[Stored entries]
┄┄┄┄┄┄┄┄┄┄
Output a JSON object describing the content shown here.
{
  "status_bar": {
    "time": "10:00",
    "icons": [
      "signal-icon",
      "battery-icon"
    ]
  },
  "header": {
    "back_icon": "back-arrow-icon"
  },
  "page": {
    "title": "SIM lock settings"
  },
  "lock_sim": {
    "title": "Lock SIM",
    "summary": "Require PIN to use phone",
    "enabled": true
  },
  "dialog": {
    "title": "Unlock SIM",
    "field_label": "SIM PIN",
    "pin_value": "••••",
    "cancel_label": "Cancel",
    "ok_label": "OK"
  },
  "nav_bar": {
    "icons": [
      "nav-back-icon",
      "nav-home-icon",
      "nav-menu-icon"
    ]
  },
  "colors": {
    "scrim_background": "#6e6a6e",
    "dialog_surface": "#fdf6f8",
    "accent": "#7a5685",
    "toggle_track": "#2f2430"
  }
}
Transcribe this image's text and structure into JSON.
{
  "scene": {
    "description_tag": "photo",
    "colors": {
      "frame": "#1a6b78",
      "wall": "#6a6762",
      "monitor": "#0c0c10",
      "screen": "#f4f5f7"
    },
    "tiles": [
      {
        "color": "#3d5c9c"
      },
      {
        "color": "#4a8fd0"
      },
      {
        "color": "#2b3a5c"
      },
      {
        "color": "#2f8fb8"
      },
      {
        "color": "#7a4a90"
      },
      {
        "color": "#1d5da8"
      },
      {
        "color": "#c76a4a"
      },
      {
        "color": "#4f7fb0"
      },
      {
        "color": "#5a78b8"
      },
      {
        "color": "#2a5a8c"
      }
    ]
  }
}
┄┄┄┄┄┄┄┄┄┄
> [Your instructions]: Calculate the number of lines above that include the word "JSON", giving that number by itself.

> [Exercise answer]: 2